Posts Tagged ‘Colorado Department of Transportation’

Colo. DOT Seeking Comment on Front Range Plan

July 3, 2020

The Colorado Department of Transportation is soliciting public views on a proposed plan to provide intercity rail passenger service along the state’s Front Range of the Rocky Mountains.

The agency has created a website for those interested to comment.

Comments are being accepted through July 31.

The long-range plan envisions service along a 173-mile route from Fort Collins to Pueblo.

Respondents will be asked how often they might use the service, what is most important to influence them to use it, such as travel time or fares, and see options for potential routes.

Highway Project Could Endanger Colorado Depot

January 11, 2020

A historic train station in Grand Junction, Colorado, could be in danger of being razed due to a highway construction project.

Union Station is now sitting unused, fenced off from the current Amtrak stop in Grand Junction for Amtrak’s California Zephyr. The depot has not been used since the 1980s.

The Colorado Department of Transportation is considering expanding the Interstate 70 business loop, which runs past the depot, which opened in 1906.

Friends of the Grand Junction Depot fear that the expansion project could result in the station being demolished.

CDOT plans to widen the road by adding another lane and is studying adding it on the opposite side form the station.

The depot advocacy group wants to see the station renovated so it can be used by Amtrak passengers.

The group says it doesn’t oppose widening the I-70 business loop provided that it does not interfere with access to the Old Grand Junction Depot building.

Colorado Seeks RFP for Front Range Rail Service

June 2, 2019

The Colorado Department of Transportation has issued a request for proposals to study rail options in the Front Range corridor between Pueblo and Fort Collins.

CDOT is joining with the Southwest Chief & Front Range Passenger Rail Commission in seeking ways to relieve traffic congestion by instituting rail service in a region that is home to 85 percent of the state’s population.

Officials have noted that 4.9 million people live in the corridor and it is expected to reach 6.6 million by 2045.

“The Commission is excited to explore how passenger rail can bring sustainable and real congestion relief along our Front Range,” Passenger Rail Commission Chair Jill Gaebler said in a news release. “As our population grows, the I-25 corridor will continue to be a vital link to our economy, moving people and goods while improving connectivity and allowing Colorado to flourish.”
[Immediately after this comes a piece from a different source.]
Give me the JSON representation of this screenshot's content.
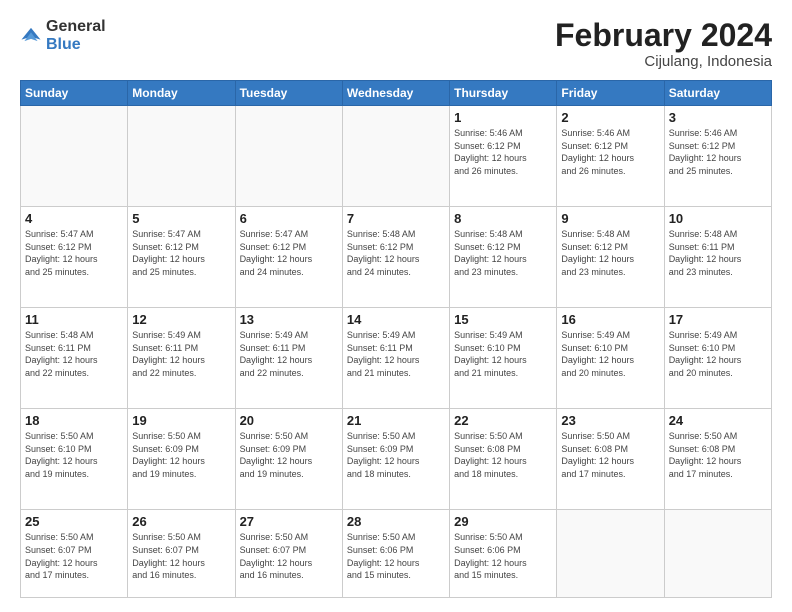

Amtrak to Match SW Chief Route Grant

January 12, 2019

The Rail Passengers Association reported this week that it has learned that Amtrak will provide matching funds for a federal grant to be used to install positive train control on a portion of the route of the Southwest Chief.

The $9.2 million CRISI grant was awarded to the departments of transportation of Kansas and Colorado in partnership with Amtrak and host railroad BNSF.

The grant money will pay for the design, installation, and testing of PTC on about 179 miles of the Chief’s route between Dodge City, Kansas, and Las Animas, Colorado.

The development appears to represent an about face by Amtrak, which had earlier refused to honor its agreement to provide $3 million in matching funds for a $16 million federal TIGER grant won by a New Mexico county for rebuilding the route of the Chief in that state.

The RPA said it doesn’t know the status of Amtrak’s matching funds for the TIGER grant but it continues to lobby the passenger carrier to honor its agreement.

The Southwest Chief operates daily between Chicago and Los Angeles.

DOT Awards PTC Grant to SW Chief Route

December 21, 2018

The U.S. Department of Transportation has awarded a $9.16 million grant to to help pay for installation of positive train control on the route used by the Amtrak’s Southwest Chief between Dodge City, Kansas, and Las Animas, Colorado.

The grant came through DOT’s Consolidated Rail Infrastructure and Safety Improvements Grant Program. It was sought by the Colorado and Kansas departments of transportation and Amtrak.

The two state DOTs and Amtrak will contributed a 20 percent match of $2.29 million to the federal government’s 80 percent contribution toward the PTC project’s cost.

PTC will be installed on 179 miles of the mostly single-track on the line which is part of the BNSF La Junta Subdivision.

Amtrak had indicated earlier this year that it would refuse to operate Nos. 3 and 4 between Dodge City and Albuquerque next year because the route lacks PTC.

Instead, Amtrak proposed putting through passengers on a bus between the two points, which drew the ire of Congress, state policy makers and passenger train advocates

Last October Amtrak said it would continue rail service as-is through the end of fiscal-year 2019 on Oct. 1, 2019.